DK Science: Matter
Everything you can hold, taste, or smell is made of matter. Matter makes up everything you can see, including clothes, water, food, plants, and animals. It even makes up some things you cannot see, such as air or the smell of perfume. You can describe a type of matter by its MATERIAL PROPERTIES such as its colour or how hard it is. Matter is made up of PARTICLES so tiny that only the most powerful microscope can see them.
Not everything is made of matter. Non-matter includes the light from a torch, the heat from a fire, and the sound of a police siren. You cannot hold, taste, or smell these things. They are not types of matter, but forms of energy. Everything that exists can be classed as either a type of matter or a form of energy.

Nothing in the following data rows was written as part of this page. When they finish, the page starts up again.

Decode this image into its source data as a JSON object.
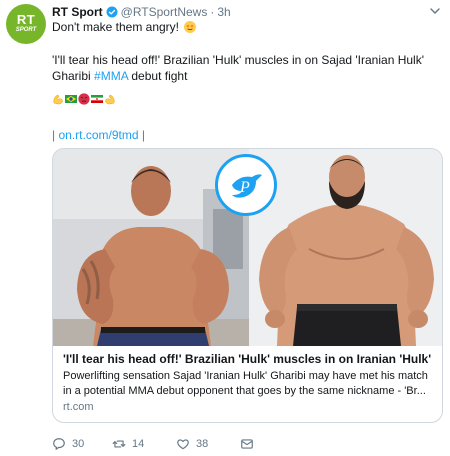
{
  "account": {
    "avatar_text": "RT",
    "avatar_subtext": "SPORT",
    "name": "RT Sport",
    "handle": "@RTSportNews",
    "separator": "·",
    "time": "3h",
    "verified_icon": "verified-badge-icon",
    "colors": {
      "avatar_bg": "#77b62b",
      "verified": "#1da1f2"
    }
  },
  "tweet": {
    "line1": "Don't make them angry!",
    "line1_emoji": "face-emoji-icon",
    "line2a": "'I'll tear his head off!' Brazilian 'Hulk' muscles in on Sajad 'Iranian Hulk' Gharibi",
    "hashtag": "#MMA",
    "line2b": " debut fight",
    "emojis": [
      "flexed-biceps-icon",
      "brazil-flag-icon",
      "angry-face-icon",
      "iran-flag-icon",
      "flexed-biceps-icon"
    ],
    "link_prefix": "|",
    "link": "on.rt.com/9tmd",
    "link_suffix": "|"
  },
  "card": {
    "title": "'I'll tear his head off!' Brazilian 'Hulk' muscles in on Iranian 'Hulk' MM...",
    "description_line1": "Powerlifting sensation Sajad 'Iranian Hulk' Gharibi may have met his match",
    "description_line2": "in a potential MMA debut opponent that goes by the same nickname - 'Br...",
    "domain": "rt.com",
    "image_left": "brazilian-hulk-photo",
    "image_right": "iranian-hulk-photo",
    "watermark": "bird-logo-watermark-icon"
  },
  "actions": {
    "reply_count": "30",
    "retweet_count": "14",
    "like_count": "38",
    "icons": [
      "reply-icon",
      "retweet-icon",
      "like-icon",
      "message-icon"
    ]
  }
}
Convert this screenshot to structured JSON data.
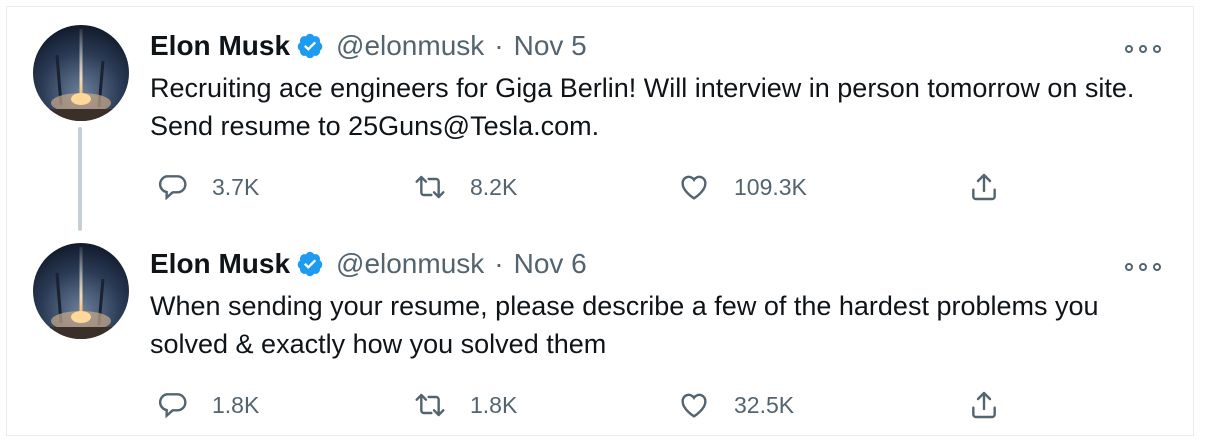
{
  "tweets": [
    {
      "name": "Elon Musk",
      "handle": "@elonmusk",
      "separator": "·",
      "date": "Nov 5",
      "text": "Recruiting ace engineers for Giga Berlin! Will interview in person tomorrow on site. Send resume to 25Guns@Tesla.com.",
      "replies": "3.7K",
      "retweets": "8.2K",
      "likes": "109.3K"
    },
    {
      "name": "Elon Musk",
      "handle": "@elonmusk",
      "separator": "·",
      "date": "Nov 6",
      "text": "When sending your resume, please describe a few of the hardest problems you solved & exactly how you solved them",
      "replies": "1.8K",
      "retweets": "1.8K",
      "likes": "32.5K"
    }
  ],
  "icons": {
    "verified": "verified-badge-icon",
    "more": "more-options-icon",
    "reply": "reply-icon",
    "retweet": "retweet-icon",
    "like": "heart-icon",
    "share": "share-icon"
  },
  "colors": {
    "verified_blue": "#1d9bf0",
    "text_primary": "#0f1419",
    "text_secondary": "#536471",
    "thread_line": "#c4cfd6",
    "border": "#e6ecf0"
  }
}
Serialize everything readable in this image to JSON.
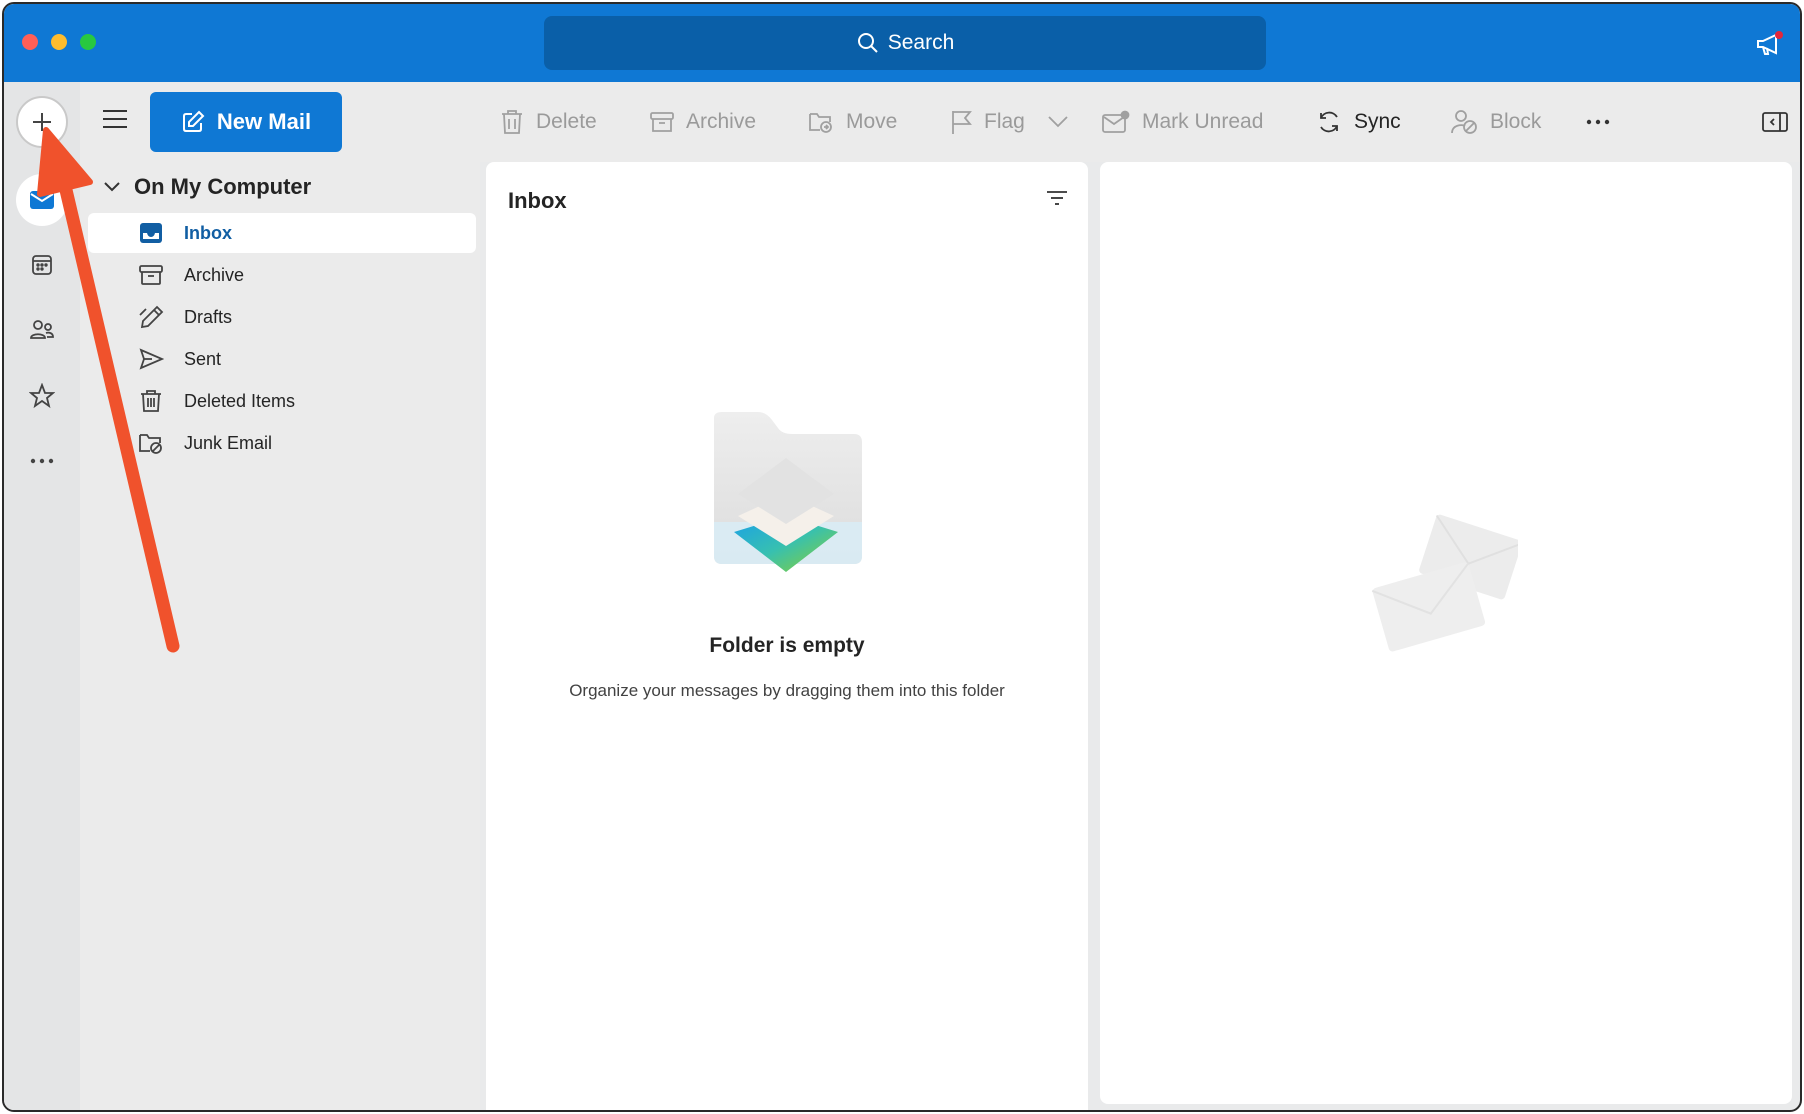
{
  "titlebar": {
    "search_label": "Search"
  },
  "rail": {
    "items": [
      "compose",
      "mail",
      "calendar",
      "people",
      "favorites",
      "more"
    ]
  },
  "folder_pane": {
    "new_mail_label": "New Mail",
    "account_label": "On My Computer",
    "folders": [
      {
        "label": "Inbox",
        "icon": "inbox-icon",
        "selected": true
      },
      {
        "label": "Archive",
        "icon": "archive-icon",
        "selected": false
      },
      {
        "label": "Drafts",
        "icon": "drafts-icon",
        "selected": false
      },
      {
        "label": "Sent",
        "icon": "sent-icon",
        "selected": false
      },
      {
        "label": "Deleted Items",
        "icon": "trash-icon",
        "selected": false
      },
      {
        "label": "Junk Email",
        "icon": "junk-icon",
        "selected": false
      }
    ]
  },
  "toolbar": {
    "delete_label": "Delete",
    "archive_label": "Archive",
    "move_label": "Move",
    "flag_label": "Flag",
    "mark_unread_label": "Mark Unread",
    "sync_label": "Sync",
    "block_label": "Block",
    "more_label": "···"
  },
  "message_list": {
    "title": "Inbox",
    "empty_title": "Folder is empty",
    "empty_subtitle": "Organize your messages by dragging them into this folder"
  },
  "colors": {
    "accent": "#0f78d4",
    "annotation_arrow": "#f0522c"
  }
}
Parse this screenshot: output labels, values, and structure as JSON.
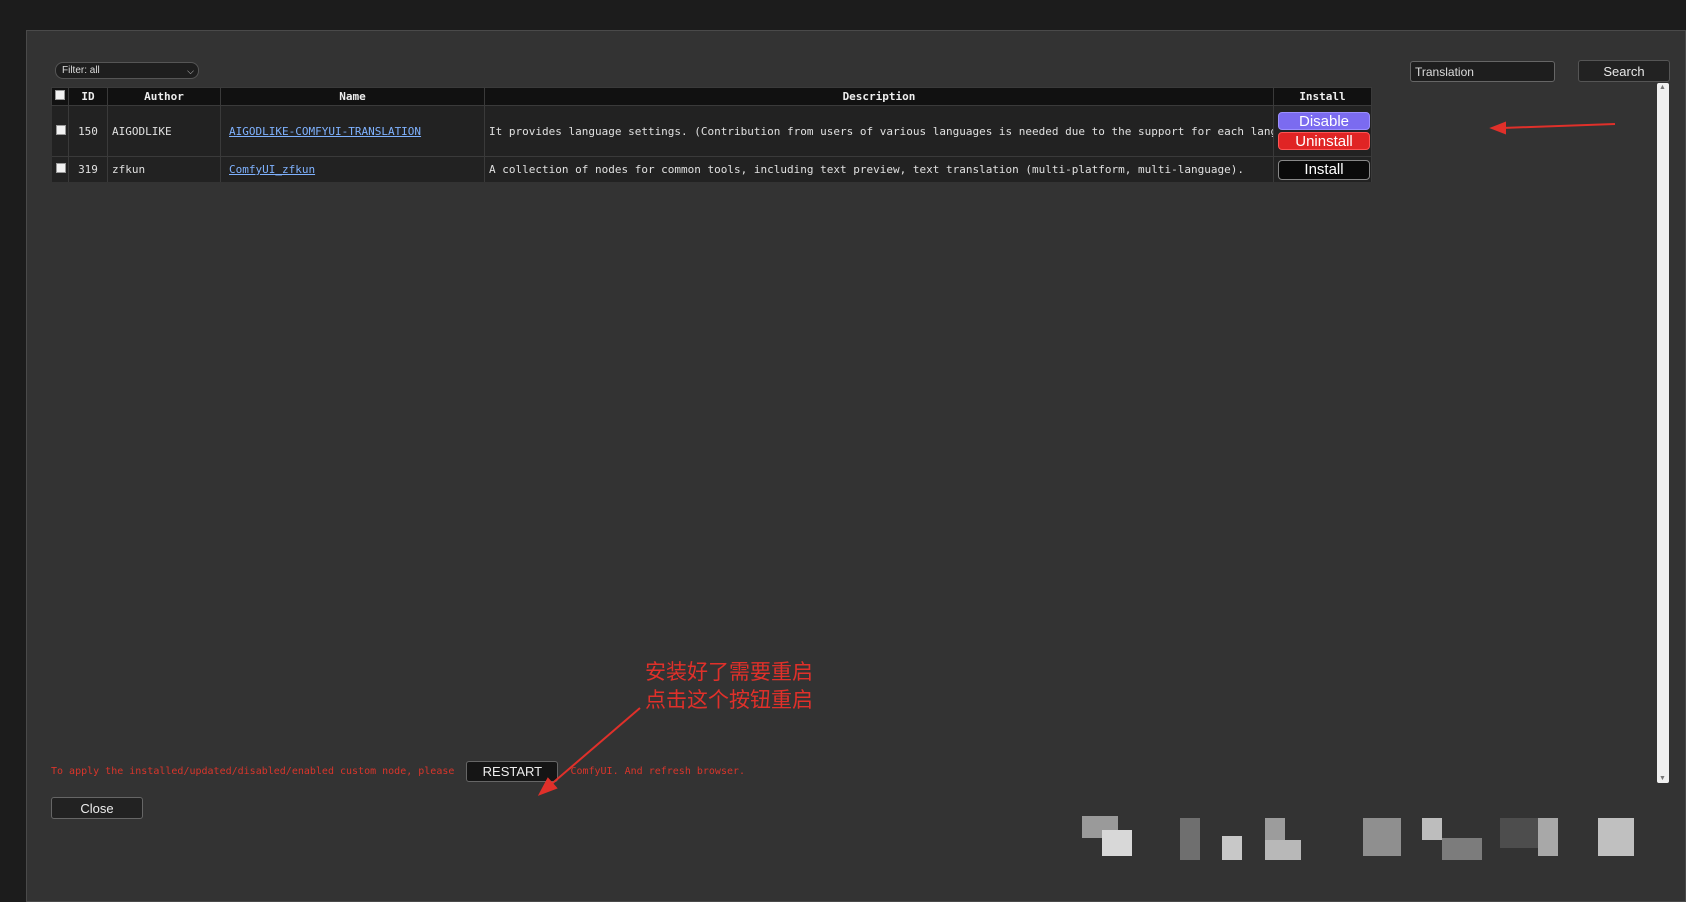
{
  "filter": {
    "value": "Filter: all"
  },
  "search": {
    "value": "Translation",
    "button_label": "Search"
  },
  "table": {
    "headers": {
      "id": "ID",
      "author": "Author",
      "name": "Name",
      "description": "Description",
      "install": "Install"
    },
    "rows": [
      {
        "id": "150",
        "author": "AIGODLIKE",
        "name": "AIGODLIKE-COMFYUI-TRANSLATION",
        "description": "It provides language settings. (Contribution from users of various languages is needed due to the support for each language.)",
        "actions": [
          "Disable",
          "Uninstall"
        ]
      },
      {
        "id": "319",
        "author": "zfkun",
        "name": "ComfyUI_zfkun",
        "description": "A collection of nodes for common tools, including text preview, text translation (multi-platform, multi-language).",
        "actions": [
          "Install"
        ]
      }
    ]
  },
  "footer": {
    "restart_prefix": "To apply the installed/updated/disabled/enabled custom node, please",
    "restart_label": "RESTART",
    "restart_suffix": "ComfyUI. And refresh browser.",
    "close_label": "Close"
  },
  "annotation": {
    "line1": "安装好了需要重启",
    "line2": "点击这个按钮重启",
    "color": "#e0302a"
  },
  "colors": {
    "disable": "#7b6bf0",
    "uninstall": "#e02424",
    "link": "#7fb2ff",
    "warning_text": "#d9352b"
  }
}
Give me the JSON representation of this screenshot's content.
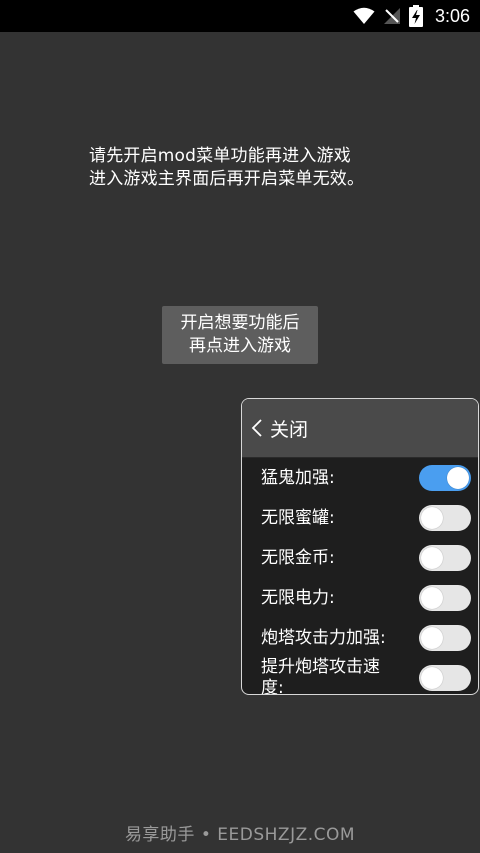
{
  "status": {
    "time": "3:06",
    "icons": [
      "wifi-icon",
      "no-signal-icon",
      "battery-charging-icon"
    ]
  },
  "notice": {
    "line1": "请先开启mod菜单功能再进入游戏",
    "line2": "进入游戏主界面后再开启菜单无效。"
  },
  "enter_button": {
    "line1": "开启想要功能后",
    "line2": "再点进入游戏"
  },
  "panel": {
    "close_label": "关闭",
    "options": [
      {
        "label": "猛鬼加强:",
        "on": true
      },
      {
        "label": "无限蜜罐:",
        "on": false
      },
      {
        "label": "无限金币:",
        "on": false
      },
      {
        "label": "无限电力:",
        "on": false
      },
      {
        "label": "炮塔攻击力加强:",
        "on": false
      },
      {
        "label": "提升炮塔攻击速度:",
        "on": false
      }
    ]
  },
  "watermark": "易享助手 • EEDSHZJZ.COM",
  "colors": {
    "background": "#333333",
    "toggle_on": "#4a9ef0",
    "toggle_off": "#e6e6e6"
  }
}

Different types of matter have different material properties that make them useful for different jobs. A plastic hosepipe is flexible, so it can be pointed in any direction. A perspex visor is transparent, so the wearer can see straight through it. A firefighter’s suit is shiny so it can reflect heat and light. Flexibility, transparency, and shininess are three examples of material properties.
All matter is made of incredibly tiny particles called atoms. Atoms are far too small to see with our eyes, but scientists have worked out how small they are. There are many kinds of atom. Sand grains are made of two kinds of atom: oxygen and silicon. People are made of about 28 different kinds of atom. Material properties depend on the kinds of atom the material is made from.
Grains of sand look like pieces of gravel when viewed through a microscope. They have different shapes and sizes. Each grain contains millions of atoms, too small to see with a microscope. A sand grain the size of the full stop at the end of this sentence would contain about 10 million million million atoms.
We cannot really see atoms with microscopes. The best we can do is image them, by bouncing light off the particles. A computer translates the light beams into an image. Scanning tunnelling microscopes (STM) and atomic force microscopes (AFM) do this.
Democritus was one of the first philosophers (thinkers) to say that everything was made up of particles too small to be seen. He believed these particles could not be destroyed or split. Democritus said that all changes in the world could be explained as changes in the way particles are packed together.